Well, what to make of the ousted Yanukovych and his backer, Vladimir Putin? No one laments the parting of Viktor Yanukovych, a classless act if there ever was one. Nor should anyone regard it as particularly newsworthy that the ruler of Russia is (was, and probably always shall be) an autocrat. We should pause to remember that Yanukovych, as bad as he was, assumed that office by an election. He lost his position--however undeserving--as a result of a revolutionary coup. A commentator in recent months noted that the U.S. and Russia have changed positions in the world. We support revolutionaries and insurgents world-wide. The Russians, for better or for worse, are the voice of conservatism, supporters of the status quo. And if Vladimir Putin was as all-powerful as we sometimes portray him to be, then Yanukovch would not be in exile.
The Russians have always been concerned with maintaining definable, defensible borders. Not every country is blessed with having an ocean boundary on each side.
Few Americans have studied Russia closer, or understood Russians better, than George Kennan. In the years following the adoption of his Containment Policy, he grew increasingly frustrated with the widespread misinterpretation of what he wrote. The containment Kennan had in mind was against Soviet Russian militarism, not an ideological war against something called “global communism.” They were communists, to be sure, but he knew that they were Russians first. Despite Soviet rhetoric, their actions were first and foremost about securing Russia, not advancing world communism. That is not to say that this Russian concern does not border on the paranoid, for it often seems that way. Their concerns are rooted in geography and history, and remain largely the same as they have always been.
This is a rough neighborhood. Despite whatever new arrangements it might make with the EU and/or the US, Ukraine will have to come to some accommodation with Russia. The same holds for Georgia and the other former Soviet republics.
In discussing Russia, most American commentators and politicians do not have to reach back for their old Cold war rhetoric, for they never abandoned it to begin with. To cast this as simply a morality tale, with the forces of progress, freedom, democracy and Western-style economics arrayed against a backward, autocratic, revanchist and resurgent Soviet system is, well, to misunderstand events as they are unfolding. The situation is far more complex than all that.

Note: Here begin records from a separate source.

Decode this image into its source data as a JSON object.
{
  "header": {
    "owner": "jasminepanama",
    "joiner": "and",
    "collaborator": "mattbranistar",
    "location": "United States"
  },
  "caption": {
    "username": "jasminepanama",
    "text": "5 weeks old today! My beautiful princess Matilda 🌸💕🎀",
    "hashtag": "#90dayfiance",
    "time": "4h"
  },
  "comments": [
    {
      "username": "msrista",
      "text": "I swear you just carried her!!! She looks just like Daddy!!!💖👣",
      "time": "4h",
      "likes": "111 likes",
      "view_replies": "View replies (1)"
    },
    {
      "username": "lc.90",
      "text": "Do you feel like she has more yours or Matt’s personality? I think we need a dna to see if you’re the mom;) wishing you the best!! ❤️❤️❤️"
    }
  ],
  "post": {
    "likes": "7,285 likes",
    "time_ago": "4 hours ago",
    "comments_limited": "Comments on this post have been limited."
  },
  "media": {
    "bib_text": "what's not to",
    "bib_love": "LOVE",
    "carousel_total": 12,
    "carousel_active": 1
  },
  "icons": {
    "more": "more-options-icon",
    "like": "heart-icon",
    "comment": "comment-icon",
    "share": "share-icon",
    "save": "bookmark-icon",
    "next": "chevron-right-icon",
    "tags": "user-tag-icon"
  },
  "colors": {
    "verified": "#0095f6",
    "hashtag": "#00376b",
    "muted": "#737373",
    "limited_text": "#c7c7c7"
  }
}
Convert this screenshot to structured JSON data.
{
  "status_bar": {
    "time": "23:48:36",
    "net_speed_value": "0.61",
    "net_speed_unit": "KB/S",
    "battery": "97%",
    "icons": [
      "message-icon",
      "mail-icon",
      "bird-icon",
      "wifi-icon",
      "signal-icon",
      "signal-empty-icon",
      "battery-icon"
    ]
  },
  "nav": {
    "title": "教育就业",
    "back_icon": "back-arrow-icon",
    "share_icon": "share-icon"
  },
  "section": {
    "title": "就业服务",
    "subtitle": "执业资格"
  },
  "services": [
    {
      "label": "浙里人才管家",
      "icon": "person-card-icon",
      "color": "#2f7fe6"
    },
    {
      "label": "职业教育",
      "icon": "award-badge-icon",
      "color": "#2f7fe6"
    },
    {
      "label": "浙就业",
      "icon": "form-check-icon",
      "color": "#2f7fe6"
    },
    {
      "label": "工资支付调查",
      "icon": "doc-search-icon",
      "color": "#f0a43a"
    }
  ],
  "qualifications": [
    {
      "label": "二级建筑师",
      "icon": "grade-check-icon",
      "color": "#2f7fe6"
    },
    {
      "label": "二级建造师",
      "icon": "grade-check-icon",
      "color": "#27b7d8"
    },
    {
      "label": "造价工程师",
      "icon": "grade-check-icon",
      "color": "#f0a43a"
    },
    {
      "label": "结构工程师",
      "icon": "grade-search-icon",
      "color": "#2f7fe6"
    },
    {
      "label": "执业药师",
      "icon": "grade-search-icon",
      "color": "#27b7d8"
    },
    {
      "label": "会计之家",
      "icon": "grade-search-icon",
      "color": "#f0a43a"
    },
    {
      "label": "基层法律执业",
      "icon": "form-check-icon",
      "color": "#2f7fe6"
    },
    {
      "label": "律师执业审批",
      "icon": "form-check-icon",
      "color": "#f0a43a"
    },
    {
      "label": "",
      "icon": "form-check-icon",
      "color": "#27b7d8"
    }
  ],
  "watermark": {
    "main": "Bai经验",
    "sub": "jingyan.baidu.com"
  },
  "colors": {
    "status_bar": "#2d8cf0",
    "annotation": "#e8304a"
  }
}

I once respected George Will as a commentator. That was a long time ago. A recent column dressing-down Putin comes off as particularly shrill, silly and disjointed. He ridicules Vladimir Putin and reduces him almost to buffoonery, in his words “a small, strutting Mussolini.” I saw the same smug condescension when Putin saved President Obama from his Syrian disaster, and then again later on in the scorn heaped on his letter to the New York Times. I thought Putin right on both counts. I do not do so in this instance. But, while we may not approve of all of his actions, Vladimir Putin is nobody’s fool. Resorting to Cold War ad hominem attacks just highlights our own naiveté in the realm of foreign diplomacy.
So, what can we do?--beyond praying for peace, not much. So what should we do?— beyond praying for peace, even less. Like I say, it is a tough neighborhood.